[121b] Other examples are: after Niph., Gn 418 וַיִוָּלֵד לַֽחֲנוֹךְ אֶת־עִירָד and unto Enoch was born Irad (cf. Nu 2660, and after an infinitive, Gn 215); Gn 175, 218 (after an infinitive); 29:27 (unless וְנִתְּנָה is 1st plur. cohortative); Ex 2128, 2528, Lv 613, Nu 710 (after an infinitive); 26:55 (cf. verse 53); Dt 208 (where, however, for יִמַּס the Hiph. יַמֵּס should be read, according to 1:28); Jos 715, Is 1610; with the object preceding, Ex 137, Lv 28, 1920, Nu 1629, Dan 9:24.— Also after Puʿal, Jer 5020; before Puʿal, Is 143 (אֲשֶׁד equivalent to the internal object עֲבֹדָה=which they have caused to be served by thee); Jb 229; according to the Masoretic text also Gn 4622, where, however, the Samaritan and LXX read יָֽלְדָת for יֻלַּד; the Samaritan in Gn 3526 and 46:27 also reads יָֽלְדוּ, and this (or יֻלַּד) should certainly be read instead of יֻלְדוּ in 2 S 2122.—After Hoph., Ex 108, 277, Lv 1018, 1627, Nu 325, 1 K 221, Pr 1633, Jb 3015; after the infinitive Hoph., Gn 4020, Ez 164 f., 27:7; before Hoph., Is 171, 212, Ho 106, Zc 136; after the infinitive Hothpaʿel, Lv 1355 f.

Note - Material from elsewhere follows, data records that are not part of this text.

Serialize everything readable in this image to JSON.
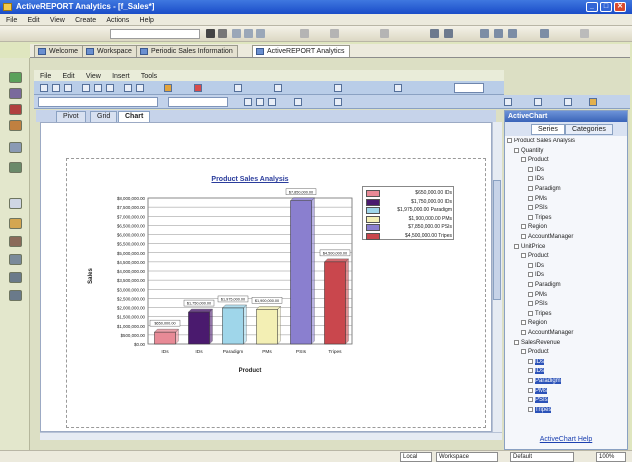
{
  "window": {
    "title": "ActiveREPORT Analytics - [f_Sales*]",
    "controls": [
      "_",
      "□",
      "✕"
    ]
  },
  "menubar": [
    "File",
    "Edit",
    "View",
    "Create",
    "Actions",
    "Help"
  ],
  "doc_tabs": [
    {
      "label": "Welcome"
    },
    {
      "label": "Workspace"
    },
    {
      "label": "Periodic Sales Information"
    },
    {
      "label": "ActiveREPORT Analytics"
    }
  ],
  "inner_menu": [
    "File",
    "Edit",
    "View",
    "Insert",
    "Tools"
  ],
  "view_tabs": [
    "Pivot",
    "Grid",
    "Chart"
  ],
  "active_view": "Chart",
  "right_panel": {
    "title": "ActiveChart",
    "tabs": [
      "Series",
      "Categories"
    ],
    "link": "ActiveChart Help"
  },
  "tree": [
    {
      "label": "Product Sales Analysis",
      "level": 0,
      "sel": false
    },
    {
      "label": "Quantity",
      "level": 1,
      "sel": false
    },
    {
      "label": "Product",
      "level": 2,
      "sel": false
    },
    {
      "label": "IDs",
      "level": 3,
      "sel": false
    },
    {
      "label": "IDs",
      "level": 3,
      "sel": false
    },
    {
      "label": "Paradigm",
      "level": 3,
      "sel": false
    },
    {
      "label": "PMs",
      "level": 3,
      "sel": false
    },
    {
      "label": "PSIs",
      "level": 3,
      "sel": false
    },
    {
      "label": "Tripes",
      "level": 3,
      "sel": false
    },
    {
      "label": "Region",
      "level": 2,
      "sel": false
    },
    {
      "label": "AccountManager",
      "level": 2,
      "sel": false
    },
    {
      "label": "UnitPrice",
      "level": 1,
      "sel": false
    },
    {
      "label": "Product",
      "level": 2,
      "sel": false
    },
    {
      "label": "IDs",
      "level": 3,
      "sel": false
    },
    {
      "label": "IDs",
      "level": 3,
      "sel": false
    },
    {
      "label": "Paradigm",
      "level": 3,
      "sel": false
    },
    {
      "label": "PMs",
      "level": 3,
      "sel": false
    },
    {
      "label": "PSIs",
      "level": 3,
      "sel": false
    },
    {
      "label": "Tripes",
      "level": 3,
      "sel": false
    },
    {
      "label": "Region",
      "level": 2,
      "sel": false
    },
    {
      "label": "AccountManager",
      "level": 2,
      "sel": false
    },
    {
      "label": "SalesRevenue",
      "level": 1,
      "sel": false
    },
    {
      "label": "Product",
      "level": 2,
      "sel": false
    },
    {
      "label": "IDs",
      "level": 3,
      "sel": true
    },
    {
      "label": "IDs",
      "level": 3,
      "sel": true
    },
    {
      "label": "Paradigm",
      "level": 3,
      "sel": true
    },
    {
      "label": "PMs",
      "level": 3,
      "sel": true
    },
    {
      "label": "PSIs",
      "level": 3,
      "sel": true
    },
    {
      "label": "Tripes",
      "level": 3,
      "sel": true
    }
  ],
  "status": {
    "combo1": "Local",
    "combo2": "Workspace",
    "combo3": "Default",
    "combo4": "100%"
  },
  "colors": {
    "accent": "#2b52b8",
    "panel_title": "#3a64b8"
  },
  "chart_data": {
    "type": "bar",
    "title": "Product Sales Analysis",
    "xlabel": "Product",
    "ylabel": "Sales",
    "ylim": [
      0,
      8000000
    ],
    "yticks": [
      "$0.00",
      "$500,000.00",
      "$1,000,000.00",
      "$1,500,000.00",
      "$2,000,000.00",
      "$2,500,000.00",
      "$3,000,000.00",
      "$3,500,000.00",
      "$4,000,000.00",
      "$4,500,000.00",
      "$5,000,000.00",
      "$5,500,000.00",
      "$6,000,000.00",
      "$6,500,000.00",
      "$7,000,000.00",
      "$7,500,000.00",
      "$8,000,000.00"
    ],
    "categories": [
      "IDs",
      "IDs",
      "Paradigm",
      "PMs",
      "PSIs",
      "Tripes"
    ],
    "values": [
      650000,
      1750000,
      1975000,
      1900000,
      7850000,
      4500000
    ],
    "data_labels": [
      "$650,000.00",
      "$1,750,000.00",
      "$1,975,000.00",
      "$1,900,000.00",
      "$7,850,000.00",
      "$4,500,000.00"
    ],
    "bar_colors": [
      "#e88a96",
      "#4a1a6e",
      "#9fd6ea",
      "#f3efb4",
      "#8a7fcf",
      "#c9474d"
    ],
    "legend": [
      {
        "label": "$650,000.00 IDs",
        "color": "#e88a96"
      },
      {
        "label": "$1,750,000.00 IDs",
        "color": "#4a1a6e"
      },
      {
        "label": "$1,975,000.00 Paradigm",
        "color": "#9fd6ea"
      },
      {
        "label": "$1,900,000.00 PMs",
        "color": "#f3efb4"
      },
      {
        "label": "$7,850,000.00 PSIs",
        "color": "#8a7fcf"
      },
      {
        "label": "$4,500,000.00 Tripes",
        "color": "#c9474d"
      }
    ],
    "legend_position": "right",
    "grid": true
  }
}
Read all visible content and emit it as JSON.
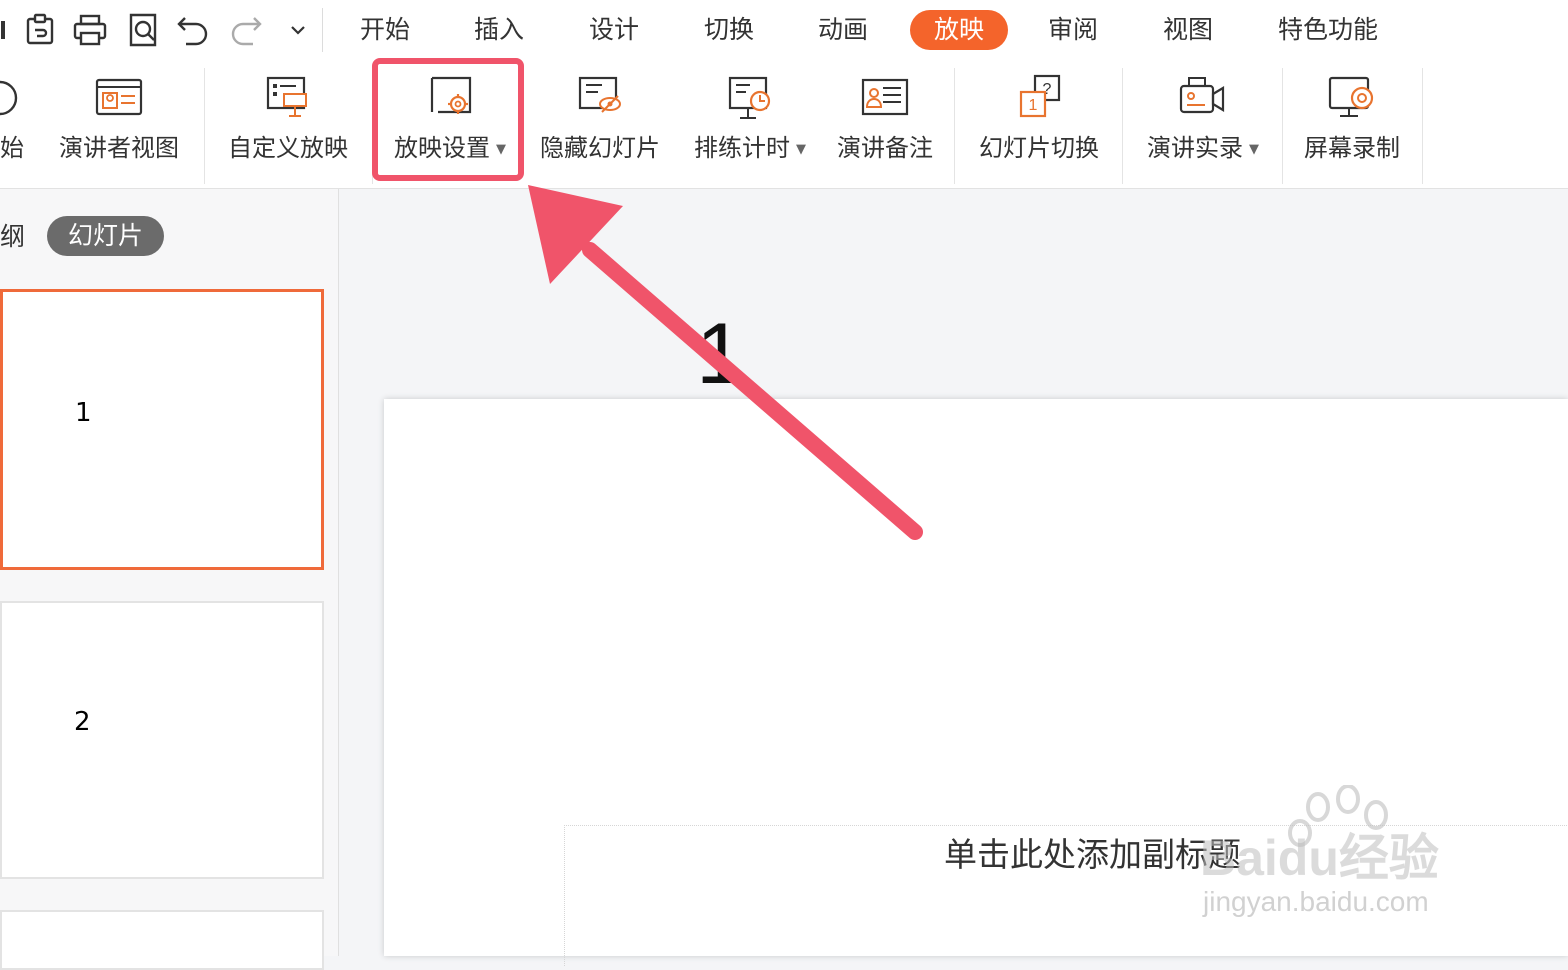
{
  "quick_access": {
    "icons": [
      "clipboard-icon",
      "print-icon",
      "print-preview-icon",
      "undo-icon",
      "redo-icon",
      "customize-dropdown-icon"
    ]
  },
  "tabs": [
    {
      "label": "开始",
      "active": false
    },
    {
      "label": "插入",
      "active": false
    },
    {
      "label": "设计",
      "active": false
    },
    {
      "label": "切换",
      "active": false
    },
    {
      "label": "动画",
      "active": false
    },
    {
      "label": "放映",
      "active": true
    },
    {
      "label": "审阅",
      "active": false
    },
    {
      "label": "视图",
      "active": false
    },
    {
      "label": "特色功能",
      "active": false
    }
  ],
  "ribbon": {
    "from_start_label": "开始",
    "presenter_view_label": "演讲者视图",
    "custom_show_label": "自定义放映",
    "show_settings_label": "放映设置",
    "hide_slide_label": "隐藏幻灯片",
    "rehearse_timing_label": "排练计时",
    "speaker_notes_label": "演讲备注",
    "slide_transition_label": "幻灯片切换",
    "record_presentation_label": "演讲实录",
    "screen_record_label": "屏幕录制"
  },
  "left_panel": {
    "outline_tab": "纲",
    "slides_tab": "幻灯片",
    "thumbnails": [
      "1",
      "2"
    ]
  },
  "slide": {
    "title": "1",
    "subtitle_placeholder": "单击此处添加副标题"
  },
  "watermark": {
    "brand": "Baidu经验",
    "url": "jingyan.baidu.com"
  },
  "colors": {
    "accent": "#f4642b",
    "annotation": "#f0546a",
    "icon_orange": "#e8742f"
  }
}
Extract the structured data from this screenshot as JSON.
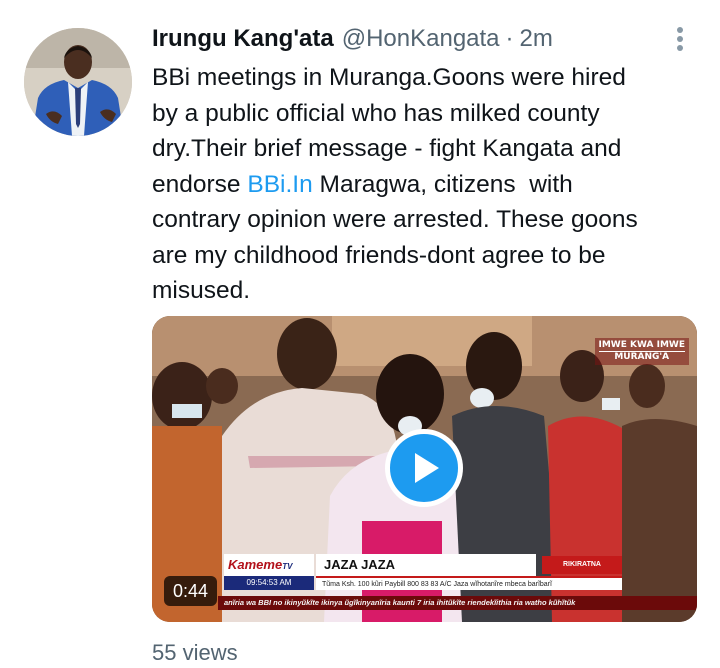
{
  "tweet": {
    "author": {
      "name": "Irungu Kang'ata",
      "handle": "@HonKangata",
      "separator": "·",
      "time": "2m"
    },
    "body_lines": [
      "BBi meetings in Muranga.Goons were hired",
      "by a public official who has milked county",
      "dry.Their brief message - fight Kangata and"
    ],
    "body_pre_link": "endorse ",
    "body_link": "BBi.In",
    "body_post_link_lines": [
      " Maragwa, citizens  with",
      "contrary opinion were arrested. These goons",
      "are my childhood friends-dont agree to be",
      "misused."
    ],
    "media": {
      "duration": "0:44",
      "channel_tag_line1": "IMWE KWA IMWE",
      "channel_tag_line2": "MURANG'A",
      "lower_third": {
        "logo": "Kameme",
        "logo_suffix": "TV",
        "time": "09:54:53 AM",
        "title": "JAZA JAZA",
        "subtitle": "Tũma Ksh. 100 kũri Paybill 800 83 83 A/C Jaza wĩhotanĩre mbeca barĩbarĩ",
        "badge": "RIKIRATNA",
        "ticker": "anĩria wa BBI no ikinyũkĩte ikinya ũgĩkinyanĩria kaunti 7 iria ihitũkĩte riendekĩithia ria watho kũhĩtũk"
      }
    },
    "views": "55 views"
  },
  "colors": {
    "accent": "#1d9bf0",
    "secondary_text": "#536471",
    "text": "#0f1419"
  },
  "icons": {
    "more": "more-vertical-icon",
    "play": "play-icon"
  }
}
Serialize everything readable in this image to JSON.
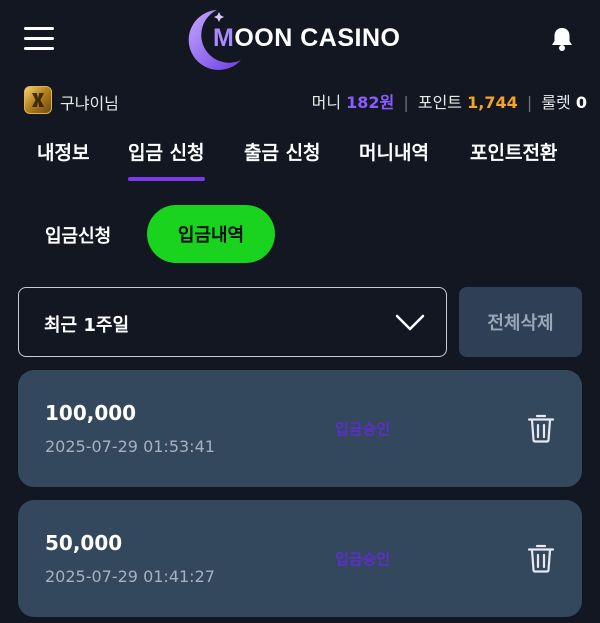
{
  "header": {
    "logo_m": "M",
    "logo_rest": "OON CASINO",
    "menu_icon": "hamburger-icon",
    "bell_icon": "bell-icon"
  },
  "user": {
    "name": "구냐이님",
    "money_label": "머니",
    "money_value": "182원",
    "point_label": "포인트",
    "point_value": "1,744",
    "roulette_label": "룰렛",
    "roulette_value": "0"
  },
  "tabs": [
    {
      "label": "내정보",
      "active": false
    },
    {
      "label": "입금 신청",
      "active": true
    },
    {
      "label": "출금 신청",
      "active": false
    },
    {
      "label": "머니내역",
      "active": false
    },
    {
      "label": "포인트전환",
      "active": false
    }
  ],
  "subtabs": {
    "request": "입금신청",
    "history": "입금내역"
  },
  "filter": {
    "selected": "최근 1주일",
    "delete_all": "전체삭제"
  },
  "records": [
    {
      "amount": "100,000",
      "time": "2025-07-29 01:53:41",
      "status": "입금승인"
    },
    {
      "amount": "50,000",
      "time": "2025-07-29 01:41:27",
      "status": "입금승인"
    }
  ],
  "colors": {
    "background": "#131722",
    "accent_purple": "#7c3aed",
    "accent_green": "#19d31e",
    "point_orange": "#f5a524",
    "card": "#33475d"
  }
}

[121c] 2. Verbs which in the active take two accusatives (§117cc) retain in the passive construction at least one accusative, namely that of the second or remoter object, whilst the nearer object now becomes the subject. Thus, corresponding to אֲשֶׁר אַרְאֶ֫ךָּ which I will show thee (Gn 121) the passive is אֲשֶׁר אַתָּה מָרְאֶה (Ex 2540) which thou hast been shown, i.e. which has been shown to thee; cf. Ex 2630 (but in Lv 1349 with an accusative of the person); Jb 73. In ψ 2216 מֻדְבָּק מַלְקוֹחָ֑י depends on an assumed transitive הִדְבִּיק governing two accusatives (= my tongue is made to cleave to my jaws); also in Is 120, חֶ֫רֶב תְּאֻכְּלוּ ye shall be devoured with the sword, חֶרֶב is not an accus. instrumenti, but most probably an accusative of the object retained from the active construction.
[121d] Rem. 1. Examples of the retention of the second accusative are—(a) with verba induendi and exuendi (§117cc), ψ 8011, כָּסּוּ תָרִים צִלָּתּ the mountains were covered with the shadow of it (the vine); Pr 1923. So also some of the examples in §116k of passive participles of these verbs, Ju 1811, 1 S 218, 175, 1 K 2210,
- In 2 K 1830 יִנָּתֵן is to be read or אֶת־ is to be omitted, as in the parallel passage Is 3615.
- In the active, the sentence would be I will cause the sword to devour you; by the rule stated above, under c, this would become in the passive, the sword (nom.) shall be made to devour you (acc.). Instead of this, the remoter object is here made the subject, and the nearer object is retained in the accusative. Otherwise, the only possible explanation would be, according to the Arabic idiom, to cause one to devour the sword (remoter object), i.e. to give him over to it. It would then be simplest to read תֹּֽאכְלוּ.